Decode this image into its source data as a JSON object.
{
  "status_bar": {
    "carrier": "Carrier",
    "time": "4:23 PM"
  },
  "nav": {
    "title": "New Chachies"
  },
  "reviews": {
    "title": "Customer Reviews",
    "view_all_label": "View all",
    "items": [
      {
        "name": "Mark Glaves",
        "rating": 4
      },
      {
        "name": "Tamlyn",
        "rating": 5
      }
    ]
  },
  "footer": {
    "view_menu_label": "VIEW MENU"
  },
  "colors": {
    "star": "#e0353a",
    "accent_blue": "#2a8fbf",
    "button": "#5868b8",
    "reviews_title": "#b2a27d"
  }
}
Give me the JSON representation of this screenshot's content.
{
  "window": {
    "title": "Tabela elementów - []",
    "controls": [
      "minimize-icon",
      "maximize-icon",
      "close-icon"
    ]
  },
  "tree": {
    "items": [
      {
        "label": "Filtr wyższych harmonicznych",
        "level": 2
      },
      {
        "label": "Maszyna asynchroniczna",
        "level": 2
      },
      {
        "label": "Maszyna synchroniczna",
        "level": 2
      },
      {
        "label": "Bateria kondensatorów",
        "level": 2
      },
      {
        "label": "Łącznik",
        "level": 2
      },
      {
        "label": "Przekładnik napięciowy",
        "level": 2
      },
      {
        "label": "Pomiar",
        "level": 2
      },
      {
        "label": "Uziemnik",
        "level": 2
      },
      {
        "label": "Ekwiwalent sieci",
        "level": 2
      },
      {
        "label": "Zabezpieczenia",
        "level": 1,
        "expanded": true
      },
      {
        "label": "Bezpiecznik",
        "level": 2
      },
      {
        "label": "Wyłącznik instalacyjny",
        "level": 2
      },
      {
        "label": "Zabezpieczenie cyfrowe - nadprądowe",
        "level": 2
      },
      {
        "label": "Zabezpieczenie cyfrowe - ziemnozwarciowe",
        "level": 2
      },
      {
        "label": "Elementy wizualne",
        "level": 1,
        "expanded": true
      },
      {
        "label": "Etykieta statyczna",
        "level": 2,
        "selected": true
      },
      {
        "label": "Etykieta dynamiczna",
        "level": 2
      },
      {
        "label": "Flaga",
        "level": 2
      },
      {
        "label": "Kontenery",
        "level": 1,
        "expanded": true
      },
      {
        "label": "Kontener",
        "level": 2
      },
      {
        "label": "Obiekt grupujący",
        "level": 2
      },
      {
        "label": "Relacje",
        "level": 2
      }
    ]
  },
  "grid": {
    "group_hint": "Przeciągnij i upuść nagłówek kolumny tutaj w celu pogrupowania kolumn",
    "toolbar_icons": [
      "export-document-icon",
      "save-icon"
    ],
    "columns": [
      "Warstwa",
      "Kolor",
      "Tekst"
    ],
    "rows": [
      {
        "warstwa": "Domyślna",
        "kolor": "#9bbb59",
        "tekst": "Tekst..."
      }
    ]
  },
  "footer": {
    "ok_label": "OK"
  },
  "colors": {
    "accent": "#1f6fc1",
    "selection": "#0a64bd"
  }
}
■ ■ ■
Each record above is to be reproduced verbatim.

> [Reply to the task]:
Decode this image into its source data as a JSON object.
{
  "status_bar": {
    "carrier": "Carrier",
    "time": "4:23 PM"
  },
  "nav": {
    "title": "New Chachies"
  },
  "reviews": {
    "title": "Customer Reviews",
    "view_all_label": "View all",
    "items": [
      {
        "name": "Mark Glaves",
        "rating": 4
      },
      {
        "name": "Tamlyn",
        "rating": 5
      }
    ]
  },
  "footer": {
    "view_menu_label": "VIEW MENU"
  },
  "colors": {
    "star": "#e0353a",
    "accent_blue": "#2a8fbf",
    "button": "#5868b8",
    "reviews_title": "#b2a27d"
  }
}
Give me the JSON representation of this screenshot's content.
{
  "window": {
    "title": "Tabela elementów - []",
    "controls": [
      "minimize-icon",
      "maximize-icon",
      "close-icon"
    ]
  },
  "tree": {
    "items": [
      {
        "label": "Filtr wyższych harmonicznych",
        "level": 2
      },
      {
        "label": "Maszyna asynchroniczna",
        "level": 2
      },
      {
        "label": "Maszyna synchroniczna",
        "level": 2
      },
      {
        "label": "Bateria kondensatorów",
        "level": 2
      },
      {
        "label": "Łącznik",
        "level": 2
      },
      {
        "label": "Przekładnik napięciowy",
        "level": 2
      },
      {
        "label": "Pomiar",
        "level": 2
      },
      {
        "label": "Uziemnik",
        "level": 2
      },
      {
        "label": "Ekwiwalent sieci",
        "level": 2
      },
      {
        "label": "Zabezpieczenia",
        "level": 1,
        "expanded": true
      },
      {
        "label": "Bezpiecznik",
        "level": 2
      },
      {
        "label": "Wyłącznik instalacyjny",
        "level": 2
      },
      {
        "label": "Zabezpieczenie cyfrowe - nadprądowe",
        "level": 2
      },
      {
        "label": "Zabezpieczenie cyfrowe - ziemnozwarciowe",
        "level": 2
      },
      {
        "label": "Elementy wizualne",
        "level": 1,
        "expanded": true
      },
      {
        "label": "Etykieta statyczna",
        "level": 2,
        "selected": true
      },
      {
        "label": "Etykieta dynamiczna",
        "level": 2
      },
      {
        "label": "Flaga",
        "level": 2
      },
      {
        "label": "Kontenery",
        "level": 1,
        "expanded": true
      },
      {
        "label": "Kontener",
        "level": 2
      },
      {
        "label": "Obiekt grupujący",
        "level": 2
      },
      {
        "label": "Relacje",
        "level": 2
      }
    ]
  },
  "grid": {
    "group_hint": "Przeciągnij i upuść nagłówek kolumny tutaj w celu pogrupowania kolumn",
    "toolbar_icons": [
      "export-document-icon",
      "save-icon"
    ],
    "columns": [
      "Warstwa",
      "Kolor",
      "Tekst"
    ],
    "rows": [
      {
        "warstwa": "Domyślna",
        "kolor": "#9bbb59",
        "tekst": "Tekst..."
      }
    ]
  },
  "footer": {
    "ok_label": "OK"
  },
  "colors": {
    "accent": "#1f6fc1",
    "selection": "#0a64bd"
  }
}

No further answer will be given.